INSTRUCTIONS TO FOLLOW: Repeat the records below exactly, leaving out any pictures.

Dataset excerpts:
[Start of section]
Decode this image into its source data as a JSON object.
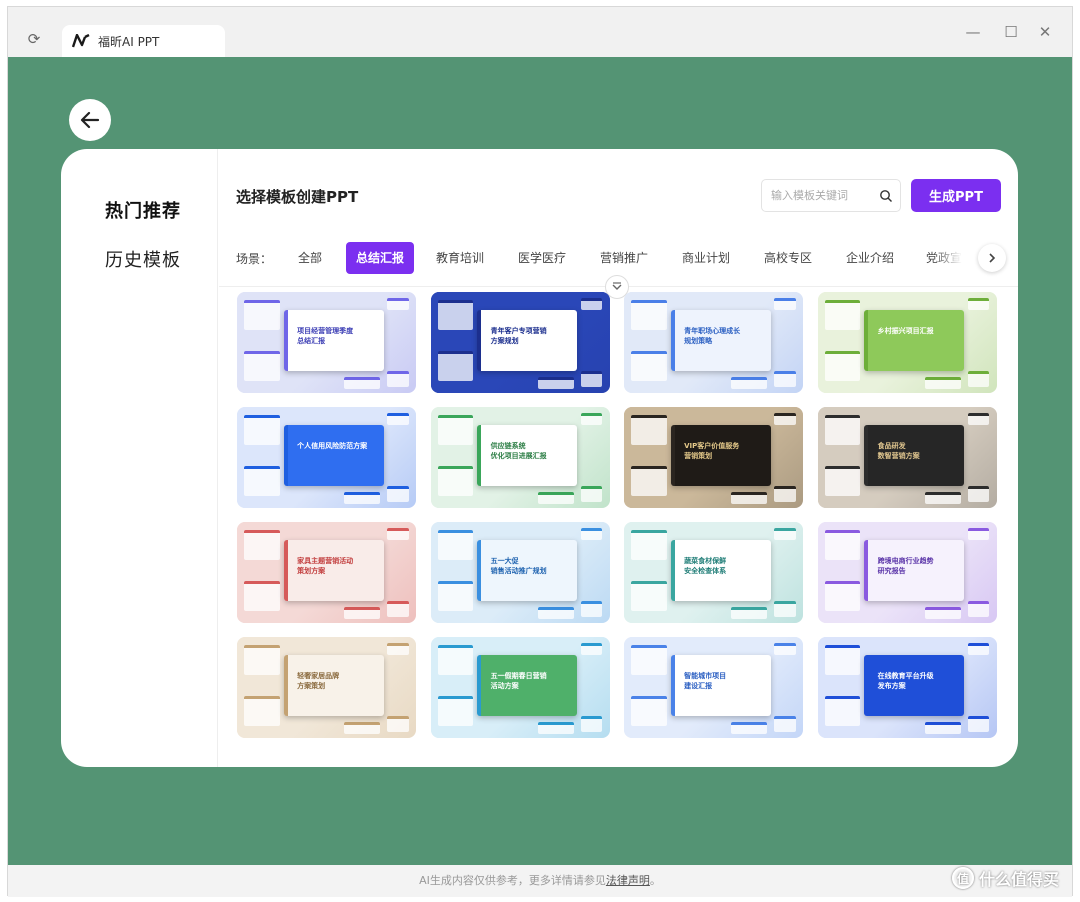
{
  "tab": {
    "title": "福昕AI PPT"
  },
  "sidebar": {
    "items": [
      {
        "label": "热门推荐"
      },
      {
        "label": "历史模板"
      }
    ]
  },
  "main": {
    "title": "选择模板创建PPT",
    "search_placeholder": "输入模板关键词",
    "generate_label": "生成PPT"
  },
  "scenes": {
    "label": "场景：",
    "tabs": [
      "全部",
      "总结汇报",
      "教育培训",
      "医学医疗",
      "营销推广",
      "商业计划",
      "高校专区",
      "企业介绍",
      "党政宣传"
    ],
    "active": "总结汇报"
  },
  "templates": [
    {
      "theme": "#6f66e8",
      "bg": "#dfe3f7",
      "slide": "#ffffff",
      "text": "项目经营管理季度\n总结汇报",
      "text_color": "#3d3fb5"
    },
    {
      "theme": "#1c2f8e",
      "bg": "#2a47b8",
      "slide": "#ffffff",
      "text": "青年客户专项营销\n方案规划",
      "text_color": "#1c2f8e"
    },
    {
      "theme": "#4a7fe8",
      "bg": "#e1e9f8",
      "slide": "#eef3fd",
      "text": "青年职场心理成长\n规划策略",
      "text_color": "#2b5fc2"
    },
    {
      "theme": "#6dae3a",
      "bg": "#e9f2dc",
      "slide": "#8ec95a",
      "text": "乡村振兴项目汇报",
      "text_color": "#ffffff"
    },
    {
      "theme": "#1f5fe0",
      "bg": "#dce6fb",
      "slide": "#2f6ef0",
      "text": "个人信用风险防范方案",
      "text_color": "#ffffff"
    },
    {
      "theme": "#3aa65a",
      "bg": "#e2f2e6",
      "slide": "#ffffff",
      "text": "供应链系统\n优化项目进展汇报",
      "text_color": "#2b7d44"
    },
    {
      "theme": "#2a2520",
      "bg": "#cbb89a",
      "slide": "#1f1b17",
      "text": "VIP客户价值服务\n营销策划",
      "text_color": "#e4c98a"
    },
    {
      "theme": "#2d2d2d",
      "bg": "#d5ccbf",
      "slide": "#262626",
      "text": "食品研发\n数智营销方案",
      "text_color": "#e0c68f"
    },
    {
      "theme": "#d65a5a",
      "bg": "#f4d9d6",
      "slide": "#f9ece9",
      "text": "家具主题营销活动\n策划方案",
      "text_color": "#c23d3d"
    },
    {
      "theme": "#3a8fe0",
      "bg": "#dcecf8",
      "slide": "#eef6fd",
      "text": "五一大促\n销售活动推广规划",
      "text_color": "#1f63b0"
    },
    {
      "theme": "#3aa6a0",
      "bg": "#dff1ef",
      "slide": "#ffffff",
      "text": "蔬菜食材保鲜\n安全检查体系",
      "text_color": "#1f7d77"
    },
    {
      "theme": "#8a5ae0",
      "bg": "#ebe3f8",
      "slide": "#f6f2fd",
      "text": "跨境电商行业趋势\n研究报告",
      "text_color": "#5a34a8"
    },
    {
      "theme": "#c4a272",
      "bg": "#f1e7d8",
      "slide": "#f8f2e9",
      "text": "轻奢家居品牌\n方案策划",
      "text_color": "#8a6a3e"
    },
    {
      "theme": "#2a9ad0",
      "bg": "#d8eef8",
      "slide": "#4fb06a",
      "text": "五一假期春日营销\n活动方案",
      "text_color": "#ffffff"
    },
    {
      "theme": "#4a82e8",
      "bg": "#e2ebfb",
      "slide": "#ffffff",
      "text": "智能城市项目\n建设汇报",
      "text_color": "#2b5fc2"
    },
    {
      "theme": "#1f4fd8",
      "bg": "#dbe4fb",
      "slide": "#1f4fd8",
      "text": "在线教育平台升级\n发布方案",
      "text_color": "#ffffff"
    }
  ],
  "footer": {
    "text": "AI生成内容仅供参考，更多详情请参见",
    "link": "法律声明",
    "end": "。"
  },
  "watermark": {
    "circle": "值",
    "text": "什么值得买"
  }
}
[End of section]
OUTPUT:
Decode this image into its source data as a JSON object.
{
  "tab": {
    "title": "福昕AI PPT"
  },
  "sidebar": {
    "items": [
      {
        "label": "热门推荐"
      },
      {
        "label": "历史模板"
      }
    ]
  },
  "main": {
    "title": "选择模板创建PPT",
    "search_placeholder": "输入模板关键词",
    "generate_label": "生成PPT"
  },
  "scenes": {
    "label": "场景：",
    "tabs": [
      "全部",
      "总结汇报",
      "教育培训",
      "医学医疗",
      "营销推广",
      "商业计划",
      "高校专区",
      "企业介绍",
      "党政宣传"
    ],
    "active": "总结汇报"
  },
  "templates": [
    {
      "theme": "#6f66e8",
      "bg": "#dfe3f7",
      "slide": "#ffffff",
      "text": "项目经营管理季度\n总结汇报",
      "text_color": "#3d3fb5"
    },
    {
      "theme": "#1c2f8e",
      "bg": "#2a47b8",
      "slide": "#ffffff",
      "text": "青年客户专项营销\n方案规划",
      "text_color": "#1c2f8e"
    },
    {
      "theme": "#4a7fe8",
      "bg": "#e1e9f8",
      "slide": "#eef3fd",
      "text": "青年职场心理成长\n规划策略",
      "text_color": "#2b5fc2"
    },
    {
      "theme": "#6dae3a",
      "bg": "#e9f2dc",
      "slide": "#8ec95a",
      "text": "乡村振兴项目汇报",
      "text_color": "#ffffff"
    },
    {
      "theme": "#1f5fe0",
      "bg": "#dce6fb",
      "slide": "#2f6ef0",
      "text": "个人信用风险防范方案",
      "text_color": "#ffffff"
    },
    {
      "theme": "#3aa65a",
      "bg": "#e2f2e6",
      "slide": "#ffffff",
      "text": "供应链系统\n优化项目进展汇报",
      "text_color": "#2b7d44"
    },
    {
      "theme": "#2a2520",
      "bg": "#cbb89a",
      "slide": "#1f1b17",
      "text": "VIP客户价值服务\n营销策划",
      "text_color": "#e4c98a"
    },
    {
      "theme": "#2d2d2d",
      "bg": "#d5ccbf",
      "slide": "#262626",
      "text": "食品研发\n数智营销方案",
      "text_color": "#e0c68f"
    },
    {
      "theme": "#d65a5a",
      "bg": "#f4d9d6",
      "slide": "#f9ece9",
      "text": "家具主题营销活动\n策划方案",
      "text_color": "#c23d3d"
    },
    {
      "theme": "#3a8fe0",
      "bg": "#dcecf8",
      "slide": "#eef6fd",
      "text": "五一大促\n销售活动推广规划",
      "text_color": "#1f63b0"
    },
    {
      "theme": "#3aa6a0",
      "bg": "#dff1ef",
      "slide": "#ffffff",
      "text": "蔬菜食材保鲜\n安全检查体系",
      "text_color": "#1f7d77"
    },
    {
      "theme": "#8a5ae0",
      "bg": "#ebe3f8",
      "slide": "#f6f2fd",
      "text": "跨境电商行业趋势\n研究报告",
      "text_color": "#5a34a8"
    },
    {
      "theme": "#c4a272",
      "bg": "#f1e7d8",
      "slide": "#f8f2e9",
      "text": "轻奢家居品牌\n方案策划",
      "text_color": "#8a6a3e"
    },
    {
      "theme": "#2a9ad0",
      "bg": "#d8eef8",
      "slide": "#4fb06a",
      "text": "五一假期春日营销\n活动方案",
      "text_color": "#ffffff"
    },
    {
      "theme": "#4a82e8",
      "bg": "#e2ebfb",
      "slide": "#ffffff",
      "text": "智能城市项目\n建设汇报",
      "text_color": "#2b5fc2"
    },
    {
      "theme": "#1f4fd8",
      "bg": "#dbe4fb",
      "slide": "#1f4fd8",
      "text": "在线教育平台升级\n发布方案",
      "text_color": "#ffffff"
    }
  ],
  "footer": {
    "text": "AI生成内容仅供参考，更多详情请参见",
    "link": "法律声明",
    "end": "。"
  },
  "watermark": {
    "circle": "值",
    "text": "什么值得买"
  }
}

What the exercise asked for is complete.